According to The FNB/Bureau of Economic Research, the Consumer Confidence Index for the first quarter of 2018 rose to a record high of +26 index points, the highest level since a decade ago, a report last month said.
As the year nears the half-way mark, the definite improvement in economic sentiment may lead to a spending spree.
However, as consumers rush to buy new cell phones and other digital devices, open store accounts, apply for home loans and car finance or even personal loans, identity theft remains a huge contributor to fraud, says Manie van Schalkwyk of the South African Fraud Prevention Service (SAFPS).
In each of these instances, identity documents must be produced to process the transaction. Whether it’s your ID book, passport, credit card or driver’s license, there’s a fraudster looking over your shoulder waiting to take advantage of your lapse in attention.
SAFPS confirms that the scale of identity theft is rising as more and more transactions are done electronically, although physical theft remains a real danger.
Often the pain comes months after the event when the victim finds bills for purchases never made and at this point it is much harder to reverse the damage done, Van Schalkwyk says.
“The problem is that victims usually only discover that they were the victims of identity theft once they are negatively listed for non-payment of accounts opened in their names or once their credit or loan applications are rejected,” he says.
With so much digital information available you are at risk every time you enter information online and a great deal of identity theft occurs online. And there are still others who scrounge through office waste and household rubbish, looking for discarded information.
SAFPS warns consumers to protect their personal information by sharing it very selectively and on a need to know basis only. Personal information includes identity documents, driver’s licenses, passports, addresses and contact details amongst others. In addition, confidential information, which includes usernames, password and PIN numbers should never be shared with anybody.
If you realise that something is suspicious, then it is advisable to apply for Protective Registration on the SAFPS website. This will provide the consumer with added security and will alert the credit provider or the bank that the specific ID number has been compromised. This service is free of charge to consumers.
In the normal course of events, should you lose your ID or passport or feel that your identity is compromised in any way, go to www.safps.org.za, click on lost passport/ID to apply for temporary Protective Registration that will be issued online.
Here are some tips to manage your personal information.
• Don’t carry unnecessary personal information in your wallet or purse.
• Do not be a victim of waste retrieval.

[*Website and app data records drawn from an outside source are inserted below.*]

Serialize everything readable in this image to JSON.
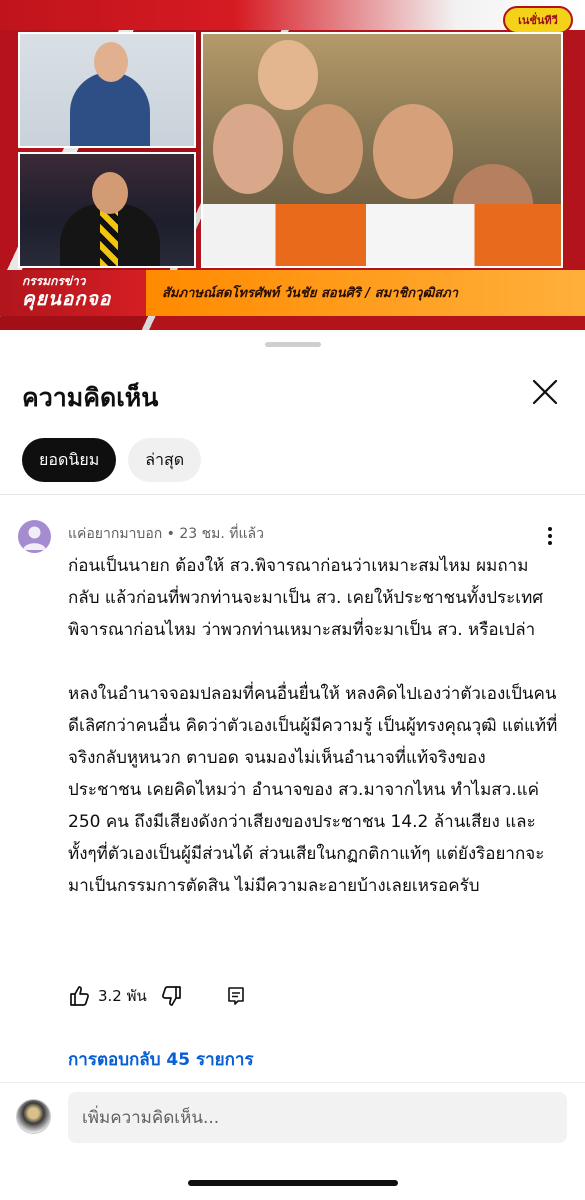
{
  "video": {
    "channel_logo": "เนชั่นทีวี",
    "show_name_top": "กรรมกรข่าว",
    "show_name_bottom": "คุยนอกจอ",
    "caption": "สัมภาษณ์สดโทรศัพท์ วันชัย สอนศิริ / สมาชิกวุฒิสภา"
  },
  "sheet": {
    "title": "ความคิดเห็น",
    "close_icon": "close-icon"
  },
  "sort_chips": {
    "top": "ยอดนิยม",
    "newest": "ล่าสุด"
  },
  "comment": {
    "author": "แค่อยากมาบอก",
    "separator": "•",
    "time": "23 ชม. ที่แล้ว",
    "paragraph_1": "ก่อนเป็นนายก ต้องให้ สว.พิจารณาก่อนว่าเหมาะสมไหม ผมถามกลับ แล้วก่อนที่พวกท่านจะมาเป็น สว. เคยให้ประชาชนทั้งประเทศพิจารณาก่อนไหม ว่าพวกท่านเหมาะสมที่จะมาเป็น สว. หรือเปล่า",
    "paragraph_2": "หลงในอำนาจจอมปลอมที่คนอื่นยื่นให้ หลงคิดไปเองว่าตัวเองเป็นคนดีเลิศกว่าคนอื่น คิดว่าตัวเองเป็นผู้มีความรู้ เป็นผู้ทรงคุณวุฒิ แต่แท้ที่จริงกลับหูหนวก ตาบอด จนมองไม่เห็นอำนาจที่แท้จริงของประชาชน เคยคิดไหมว่า อำนาจของ สว.มาจากไหน ทำไมสว.แค่ 250 คน ถึงมีเสียงดังกว่าเสียงของประชาชน 14.2 ล้านเสียง และ ทั้งๆที่ตัวเองเป็นผู้มีส่วนได้ ส่วนเสียในกฏกติกาแท้ๆ แต่ยังริอยากจะมาเป็นกรรมการตัดสิน ไม่มีความละอายบ้างเลยเหรอครับ",
    "like_count": "3.2 พัน",
    "replies": "การตอบกลับ 45 รายการ"
  },
  "composer": {
    "placeholder": "เพิ่มความคิดเห็น..."
  },
  "colors": {
    "accent_link": "#065fd4",
    "chip_active_bg": "#0f0f0f",
    "chip_inactive_bg": "#f0f0f0",
    "avatar_bg": "#a58bd0"
  }
}
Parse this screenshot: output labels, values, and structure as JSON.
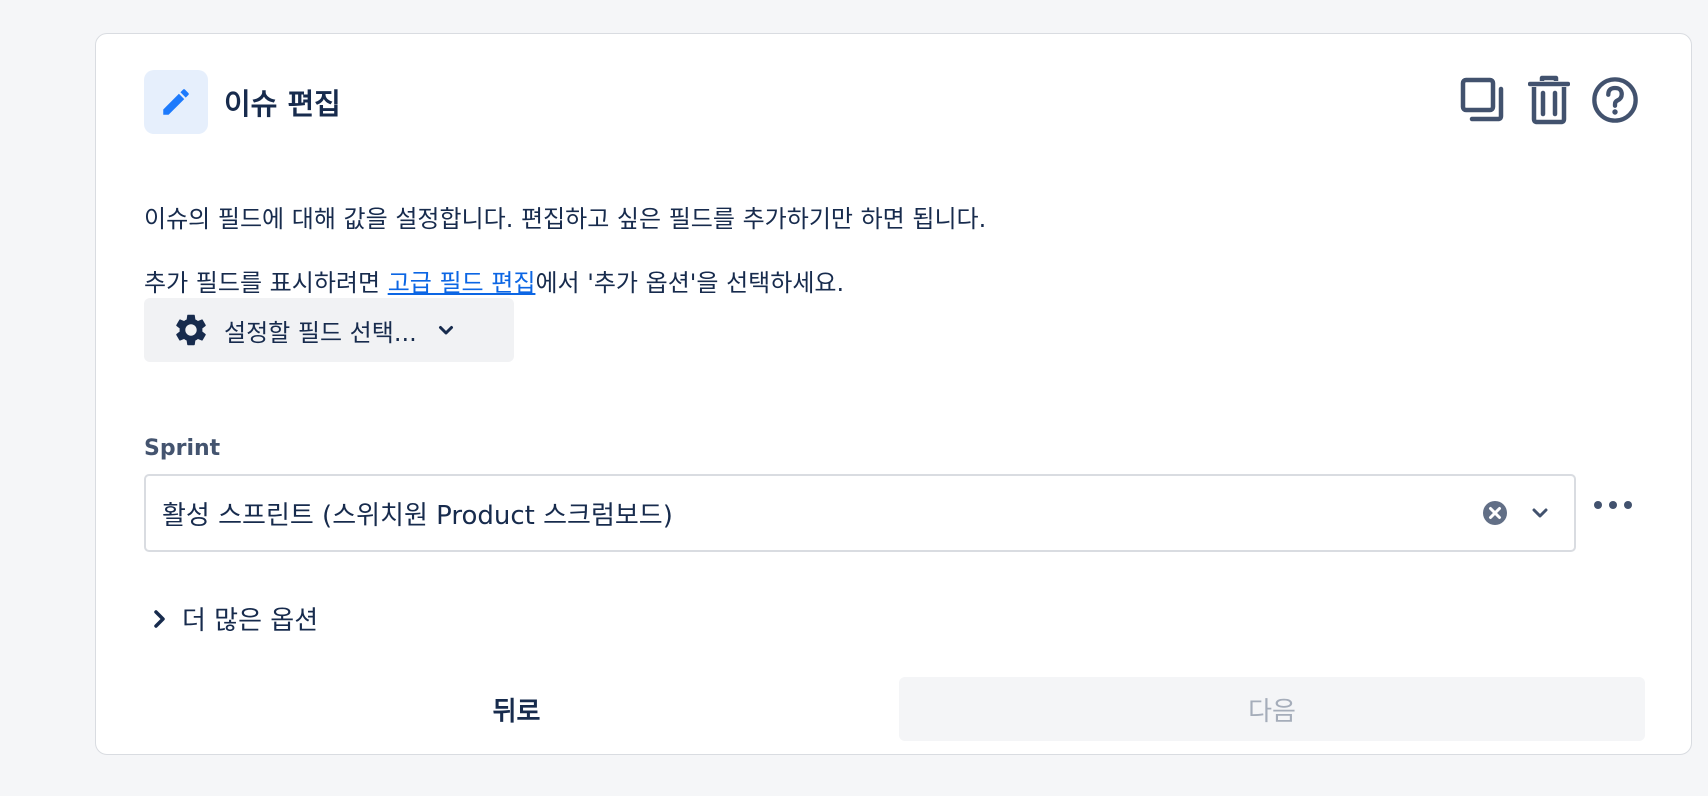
{
  "header": {
    "title": "이슈 편집",
    "icon": "pencil-icon"
  },
  "actions": {
    "duplicate_icon": "copy-icon",
    "delete_icon": "trash-icon",
    "help_icon": "help-icon"
  },
  "description": {
    "line1": "이슈의 필드에 대해 값을 설정합니다. 편집하고 싶은 필드를 추가하기만 하면 됩니다.",
    "line2_prefix": "추가 필드를 표시하려면 ",
    "line2_link": "고급 필드 편집",
    "line2_suffix": "에서 '추가 옵션'을 선택하세요."
  },
  "field_selector": {
    "label": "설정할 필드 선택...",
    "icon": "gear-icon"
  },
  "sprint_field": {
    "label": "Sprint",
    "value": "활성 스프린트 (스위치원 Product 스크럼보드)"
  },
  "more_options": {
    "label": "더 많은 옵션"
  },
  "footer": {
    "back_label": "뒤로",
    "next_label": "다음"
  },
  "colors": {
    "accent": "#0c66e4",
    "text": "#172b4d",
    "muted": "#44546f",
    "disabled_text": "#a5adba"
  }
}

Never throw away documents with your bank account details or other personal information without first destroying the information – either shred or burn it (do not tear it up or put it in a garbage or recycling bag).
• Do not disclose personal information such as passwords and pins when asked to do so by anyone via telephone, fax or even email.
• Do not write down pins and passwords and avoid obvious choices like birth dates and first names.
• Do not use the information that may have been compromised. Rather use other personal information that you have not used previously to confirm your identity in future.
• Don’t use any Personal Identifiable Information (PII) as a password, user ID or personal identification number (PIN).
• Don’t use Internet cafes or unsecure terminals, hotels, conference centres etc. to do your banking.
• Store personal and financial documentation safely. Always lock it away.
• Register a new email account.
• Implement dual authentication for all accounts and products, especially for financial services products.
• Register for SMS notifications to alert you when products and accounts are accessed.
• Conduct regular credit checks to verify whether someone has applied for credit using your personal information and if so, advise the creditor immediately.
• Investigate and register for credit-related alerts offered by credit bureaux.
• Check all your account statements regularly.
• Keep pin numbers and passwords confidential.
• Verify all requests for personal information and only give it out when there is a legitimate reason to
• Use strong passwords for all your accounts.
• Change your passwords regularly and never share them with anyone else.
• Should your ID or driver’s license be stolen, report it to SAPS immediately.
To prevent your ID being used to commit fraud if it is ever lost or stolen, alert the SA Fraud Prevention Service immediately. SMS “Protectid” to 43366 or at www.safps.org.za